Our linen-covered table was set with silver cutlery and sparkling crystal soon to be flowing with Château La Mission Haut-Brion (2006) and Le Clarence de Haut-Brion (2010).
Servers proudly presented exquisitely plated creations, each dish more inspiring than the last, including red mullet on the skin with bone marrow, scallops and buffalo milk; matcha tea powder, caviar and lemon; Mediterranean ikijemé red tuna belly confit with soy sauce; potato spaghetti with poached oyster, cosmos flour, kimchi and a dashi reduction; saffron risotto with sea urchin and quail fillet; smoked eel with veal sweetbread gyoza; porcini mushrooms and langoustine... just a few of the exquisite dishes served.
Sometimes plates arrived together, while others were served with instructions from the maître d’ on how to tackle the dish. On occasion, the servers were as uninformed about a dish as the diners, as spontaneous edible creations appeared on the table. We also received additional unlisted courses, and numerous desserts.

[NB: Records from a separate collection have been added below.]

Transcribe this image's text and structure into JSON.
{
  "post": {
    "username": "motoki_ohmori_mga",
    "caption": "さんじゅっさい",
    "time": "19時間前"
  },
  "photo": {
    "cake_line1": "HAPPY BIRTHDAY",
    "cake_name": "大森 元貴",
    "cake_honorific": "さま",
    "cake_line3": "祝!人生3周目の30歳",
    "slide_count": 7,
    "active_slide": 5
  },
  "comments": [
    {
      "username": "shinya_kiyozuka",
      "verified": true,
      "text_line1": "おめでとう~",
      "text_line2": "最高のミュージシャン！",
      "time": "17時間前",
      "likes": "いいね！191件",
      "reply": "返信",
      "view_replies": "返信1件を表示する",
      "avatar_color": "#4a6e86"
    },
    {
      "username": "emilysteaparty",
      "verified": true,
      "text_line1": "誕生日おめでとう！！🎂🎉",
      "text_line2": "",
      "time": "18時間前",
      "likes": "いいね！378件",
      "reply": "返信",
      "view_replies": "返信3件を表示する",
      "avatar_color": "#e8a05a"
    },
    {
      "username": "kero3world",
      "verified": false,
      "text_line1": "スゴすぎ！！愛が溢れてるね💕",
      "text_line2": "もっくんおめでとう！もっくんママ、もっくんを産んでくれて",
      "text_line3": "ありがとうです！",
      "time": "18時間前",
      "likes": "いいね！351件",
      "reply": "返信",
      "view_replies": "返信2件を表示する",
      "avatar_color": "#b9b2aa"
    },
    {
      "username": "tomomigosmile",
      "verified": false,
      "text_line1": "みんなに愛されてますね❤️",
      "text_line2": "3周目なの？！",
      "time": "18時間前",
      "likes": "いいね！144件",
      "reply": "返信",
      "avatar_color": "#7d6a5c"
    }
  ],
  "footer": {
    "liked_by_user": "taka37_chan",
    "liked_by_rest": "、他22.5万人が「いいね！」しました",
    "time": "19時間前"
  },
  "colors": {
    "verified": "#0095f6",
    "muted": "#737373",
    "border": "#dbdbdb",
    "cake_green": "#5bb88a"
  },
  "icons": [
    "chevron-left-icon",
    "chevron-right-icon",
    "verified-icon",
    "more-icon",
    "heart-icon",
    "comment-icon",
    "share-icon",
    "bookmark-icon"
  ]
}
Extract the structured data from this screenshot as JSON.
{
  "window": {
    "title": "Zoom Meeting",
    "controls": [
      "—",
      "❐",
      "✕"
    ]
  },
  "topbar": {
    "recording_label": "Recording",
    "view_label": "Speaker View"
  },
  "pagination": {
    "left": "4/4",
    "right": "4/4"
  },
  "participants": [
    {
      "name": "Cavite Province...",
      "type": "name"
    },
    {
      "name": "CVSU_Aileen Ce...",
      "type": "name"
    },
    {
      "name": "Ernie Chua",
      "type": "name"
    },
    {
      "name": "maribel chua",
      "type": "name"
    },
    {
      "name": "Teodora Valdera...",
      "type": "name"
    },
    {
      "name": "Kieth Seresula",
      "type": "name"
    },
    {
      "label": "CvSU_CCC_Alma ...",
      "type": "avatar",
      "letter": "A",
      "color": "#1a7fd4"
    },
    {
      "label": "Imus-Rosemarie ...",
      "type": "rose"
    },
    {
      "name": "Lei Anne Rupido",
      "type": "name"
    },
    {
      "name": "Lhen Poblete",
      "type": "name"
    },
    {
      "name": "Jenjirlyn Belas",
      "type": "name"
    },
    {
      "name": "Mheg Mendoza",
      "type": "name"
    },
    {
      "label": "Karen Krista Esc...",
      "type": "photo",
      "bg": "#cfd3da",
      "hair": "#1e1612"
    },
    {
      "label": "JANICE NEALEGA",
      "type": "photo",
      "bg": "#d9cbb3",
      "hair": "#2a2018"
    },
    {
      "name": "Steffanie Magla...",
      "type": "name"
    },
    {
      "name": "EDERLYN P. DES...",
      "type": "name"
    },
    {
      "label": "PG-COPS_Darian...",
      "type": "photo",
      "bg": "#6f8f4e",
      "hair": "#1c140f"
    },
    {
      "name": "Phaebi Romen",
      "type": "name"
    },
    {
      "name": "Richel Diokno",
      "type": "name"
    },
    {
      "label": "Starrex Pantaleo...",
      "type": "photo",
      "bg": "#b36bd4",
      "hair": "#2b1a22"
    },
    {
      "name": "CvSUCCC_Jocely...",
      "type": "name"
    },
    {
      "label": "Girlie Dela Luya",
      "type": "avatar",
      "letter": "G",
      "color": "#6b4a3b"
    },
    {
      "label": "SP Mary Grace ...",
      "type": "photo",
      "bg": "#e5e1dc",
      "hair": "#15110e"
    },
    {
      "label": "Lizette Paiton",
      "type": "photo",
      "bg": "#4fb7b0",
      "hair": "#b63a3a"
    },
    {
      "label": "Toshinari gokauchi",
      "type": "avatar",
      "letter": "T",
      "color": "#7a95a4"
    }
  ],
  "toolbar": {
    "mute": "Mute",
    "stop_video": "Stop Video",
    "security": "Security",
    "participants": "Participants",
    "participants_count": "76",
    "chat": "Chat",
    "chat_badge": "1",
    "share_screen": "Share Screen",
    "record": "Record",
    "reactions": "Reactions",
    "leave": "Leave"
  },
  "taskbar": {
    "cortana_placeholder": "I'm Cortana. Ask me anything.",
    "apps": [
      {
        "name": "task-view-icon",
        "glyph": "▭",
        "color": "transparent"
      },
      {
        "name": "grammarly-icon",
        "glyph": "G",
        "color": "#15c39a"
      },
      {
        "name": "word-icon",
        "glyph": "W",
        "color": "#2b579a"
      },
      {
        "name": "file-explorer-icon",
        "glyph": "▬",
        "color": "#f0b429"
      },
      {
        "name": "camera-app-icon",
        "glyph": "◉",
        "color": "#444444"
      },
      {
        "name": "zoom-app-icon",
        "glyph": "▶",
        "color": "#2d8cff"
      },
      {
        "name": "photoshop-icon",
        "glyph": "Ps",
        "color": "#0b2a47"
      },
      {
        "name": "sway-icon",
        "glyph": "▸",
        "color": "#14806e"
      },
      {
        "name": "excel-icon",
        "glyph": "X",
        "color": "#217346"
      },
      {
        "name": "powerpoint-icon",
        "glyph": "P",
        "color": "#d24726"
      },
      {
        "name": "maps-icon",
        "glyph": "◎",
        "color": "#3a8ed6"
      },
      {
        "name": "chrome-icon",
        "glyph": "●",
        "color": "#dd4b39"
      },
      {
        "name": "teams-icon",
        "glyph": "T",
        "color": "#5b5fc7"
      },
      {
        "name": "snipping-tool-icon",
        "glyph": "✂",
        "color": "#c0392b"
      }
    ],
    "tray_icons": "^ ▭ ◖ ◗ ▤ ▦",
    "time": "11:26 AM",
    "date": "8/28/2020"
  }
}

Each dish was intricately presented, the portions relatively small, and everything had an inimitable flavour and look.
We retreated to the third-floor lounge for dessert by way of the ornate spiral staircase. This large room is full of antique furnishings, beautifully matching and luxuriously papered walls and draped windows in classic shades of green, complemented by elaborately and skilfully arranged flower displays.
Seated around low marble-topped tables, dessert wine filled glasses in hand, a colorful parade of delicate desserts arrived: pear granita in sake; lemon cream and pomegranate jelly; umeboshi pie; almond cream, daikon radish, candied carrot and taragon pesto – pure epicurean excellence... and the chocolates followed.
It was a privilege to not only taste but witness Chef Pelé, a great master, at work.
Prince Robert once said, “I truly believe that ‘the unique’ is the new luxury and that many today seek soul, warmth and a true story over perfection. Like a fine wine, perfection and excitement can only be found in a blend that includes passion and smatterings of imperfection.”
This article was featured in:
The Healing Issue